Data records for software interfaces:
>>>>>

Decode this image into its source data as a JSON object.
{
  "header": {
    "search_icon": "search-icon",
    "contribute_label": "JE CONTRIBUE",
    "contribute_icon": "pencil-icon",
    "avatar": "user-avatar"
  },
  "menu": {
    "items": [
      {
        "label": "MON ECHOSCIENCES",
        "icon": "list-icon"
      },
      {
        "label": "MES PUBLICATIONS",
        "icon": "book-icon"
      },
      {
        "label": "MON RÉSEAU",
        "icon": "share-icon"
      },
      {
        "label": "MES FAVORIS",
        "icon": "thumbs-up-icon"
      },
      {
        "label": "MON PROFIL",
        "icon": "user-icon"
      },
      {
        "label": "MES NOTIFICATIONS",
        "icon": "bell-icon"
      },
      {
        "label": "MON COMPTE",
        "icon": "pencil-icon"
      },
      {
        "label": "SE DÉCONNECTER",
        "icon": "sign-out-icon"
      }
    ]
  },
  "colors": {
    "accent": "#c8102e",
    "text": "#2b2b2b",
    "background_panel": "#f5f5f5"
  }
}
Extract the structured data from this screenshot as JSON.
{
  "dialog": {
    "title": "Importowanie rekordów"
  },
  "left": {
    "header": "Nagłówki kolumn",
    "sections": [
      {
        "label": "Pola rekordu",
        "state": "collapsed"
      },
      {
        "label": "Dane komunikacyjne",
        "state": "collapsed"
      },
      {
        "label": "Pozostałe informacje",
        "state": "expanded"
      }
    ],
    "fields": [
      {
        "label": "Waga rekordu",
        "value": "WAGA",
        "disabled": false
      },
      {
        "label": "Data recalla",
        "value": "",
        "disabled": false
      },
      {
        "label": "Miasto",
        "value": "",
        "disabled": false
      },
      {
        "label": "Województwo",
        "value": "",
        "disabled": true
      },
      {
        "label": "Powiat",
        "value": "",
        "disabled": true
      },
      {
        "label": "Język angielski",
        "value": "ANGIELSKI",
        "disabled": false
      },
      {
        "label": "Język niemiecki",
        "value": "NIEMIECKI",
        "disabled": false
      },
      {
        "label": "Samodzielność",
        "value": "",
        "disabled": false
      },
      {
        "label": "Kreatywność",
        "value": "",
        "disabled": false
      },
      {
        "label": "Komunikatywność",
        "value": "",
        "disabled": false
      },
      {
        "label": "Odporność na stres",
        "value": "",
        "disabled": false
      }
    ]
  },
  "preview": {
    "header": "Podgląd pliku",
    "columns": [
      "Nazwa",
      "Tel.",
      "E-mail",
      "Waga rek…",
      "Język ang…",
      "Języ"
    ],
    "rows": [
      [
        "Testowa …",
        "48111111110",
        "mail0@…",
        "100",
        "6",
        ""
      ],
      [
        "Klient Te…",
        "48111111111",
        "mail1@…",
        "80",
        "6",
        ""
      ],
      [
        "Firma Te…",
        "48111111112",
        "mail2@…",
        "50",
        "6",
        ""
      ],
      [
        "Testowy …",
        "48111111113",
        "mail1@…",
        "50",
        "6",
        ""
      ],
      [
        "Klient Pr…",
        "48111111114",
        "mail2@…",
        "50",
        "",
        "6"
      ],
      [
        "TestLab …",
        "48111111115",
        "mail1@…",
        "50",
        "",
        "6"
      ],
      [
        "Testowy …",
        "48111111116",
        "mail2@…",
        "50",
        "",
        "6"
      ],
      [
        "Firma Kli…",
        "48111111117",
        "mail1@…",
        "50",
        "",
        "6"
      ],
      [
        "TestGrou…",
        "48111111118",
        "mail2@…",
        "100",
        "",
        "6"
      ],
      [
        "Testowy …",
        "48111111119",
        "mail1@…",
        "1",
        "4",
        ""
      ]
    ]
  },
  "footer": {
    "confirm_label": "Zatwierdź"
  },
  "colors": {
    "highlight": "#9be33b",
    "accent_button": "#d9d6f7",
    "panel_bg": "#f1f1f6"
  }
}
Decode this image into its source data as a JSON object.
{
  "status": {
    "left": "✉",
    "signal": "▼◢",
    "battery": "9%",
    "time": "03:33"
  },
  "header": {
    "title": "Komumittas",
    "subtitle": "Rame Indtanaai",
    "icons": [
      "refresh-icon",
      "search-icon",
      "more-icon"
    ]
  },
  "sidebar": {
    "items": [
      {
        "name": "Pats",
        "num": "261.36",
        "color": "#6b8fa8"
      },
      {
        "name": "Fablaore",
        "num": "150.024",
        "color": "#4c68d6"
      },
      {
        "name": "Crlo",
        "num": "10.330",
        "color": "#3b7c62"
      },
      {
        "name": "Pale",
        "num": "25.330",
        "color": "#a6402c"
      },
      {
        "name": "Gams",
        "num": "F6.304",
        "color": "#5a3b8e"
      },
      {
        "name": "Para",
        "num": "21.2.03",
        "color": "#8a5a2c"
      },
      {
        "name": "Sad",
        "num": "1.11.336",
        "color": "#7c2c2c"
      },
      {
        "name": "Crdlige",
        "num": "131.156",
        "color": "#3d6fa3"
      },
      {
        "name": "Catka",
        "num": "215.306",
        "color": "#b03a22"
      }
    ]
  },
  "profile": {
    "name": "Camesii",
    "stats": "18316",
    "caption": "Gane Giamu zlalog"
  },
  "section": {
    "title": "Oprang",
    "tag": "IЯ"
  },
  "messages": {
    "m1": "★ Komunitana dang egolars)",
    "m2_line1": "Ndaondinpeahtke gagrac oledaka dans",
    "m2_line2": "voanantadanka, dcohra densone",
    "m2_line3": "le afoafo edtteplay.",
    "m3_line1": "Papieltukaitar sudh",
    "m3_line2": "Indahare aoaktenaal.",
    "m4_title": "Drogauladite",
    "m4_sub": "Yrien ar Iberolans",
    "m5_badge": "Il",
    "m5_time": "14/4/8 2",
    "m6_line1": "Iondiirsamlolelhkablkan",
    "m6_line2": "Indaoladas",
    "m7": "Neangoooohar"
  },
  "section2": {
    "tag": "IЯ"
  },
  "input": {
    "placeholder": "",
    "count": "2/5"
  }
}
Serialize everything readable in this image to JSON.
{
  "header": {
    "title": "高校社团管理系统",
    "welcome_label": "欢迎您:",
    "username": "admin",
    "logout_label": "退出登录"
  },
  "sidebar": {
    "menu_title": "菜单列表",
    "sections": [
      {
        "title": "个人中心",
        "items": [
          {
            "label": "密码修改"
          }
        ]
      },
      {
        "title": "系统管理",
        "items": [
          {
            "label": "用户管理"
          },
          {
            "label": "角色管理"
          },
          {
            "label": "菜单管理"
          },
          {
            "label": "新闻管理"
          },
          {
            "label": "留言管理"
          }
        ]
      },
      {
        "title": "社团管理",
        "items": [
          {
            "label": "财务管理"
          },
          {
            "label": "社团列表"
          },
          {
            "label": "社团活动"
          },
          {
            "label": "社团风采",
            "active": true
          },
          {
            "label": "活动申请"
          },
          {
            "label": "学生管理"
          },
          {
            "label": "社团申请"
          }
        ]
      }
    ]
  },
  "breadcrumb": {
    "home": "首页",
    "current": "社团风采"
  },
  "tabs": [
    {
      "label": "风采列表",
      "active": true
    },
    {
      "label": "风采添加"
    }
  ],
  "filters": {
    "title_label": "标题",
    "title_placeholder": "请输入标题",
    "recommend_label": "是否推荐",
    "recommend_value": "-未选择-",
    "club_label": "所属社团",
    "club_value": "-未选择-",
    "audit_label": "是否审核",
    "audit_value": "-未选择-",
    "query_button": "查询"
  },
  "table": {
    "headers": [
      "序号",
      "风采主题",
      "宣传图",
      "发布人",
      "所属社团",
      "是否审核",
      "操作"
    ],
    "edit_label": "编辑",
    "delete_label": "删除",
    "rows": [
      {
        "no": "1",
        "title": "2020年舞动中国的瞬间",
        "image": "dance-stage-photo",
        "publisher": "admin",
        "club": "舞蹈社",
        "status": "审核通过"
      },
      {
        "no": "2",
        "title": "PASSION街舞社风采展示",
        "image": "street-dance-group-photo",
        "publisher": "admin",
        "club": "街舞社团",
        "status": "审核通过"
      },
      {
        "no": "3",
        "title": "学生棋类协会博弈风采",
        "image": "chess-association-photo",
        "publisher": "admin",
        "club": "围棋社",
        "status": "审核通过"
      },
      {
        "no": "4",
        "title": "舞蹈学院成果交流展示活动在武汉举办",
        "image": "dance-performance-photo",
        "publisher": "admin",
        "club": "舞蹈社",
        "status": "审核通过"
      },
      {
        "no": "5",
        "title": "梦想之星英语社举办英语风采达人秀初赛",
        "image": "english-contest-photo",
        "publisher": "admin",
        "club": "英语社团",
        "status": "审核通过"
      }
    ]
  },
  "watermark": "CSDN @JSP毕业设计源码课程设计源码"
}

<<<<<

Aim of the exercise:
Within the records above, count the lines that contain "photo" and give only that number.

Reply to the exercise:
5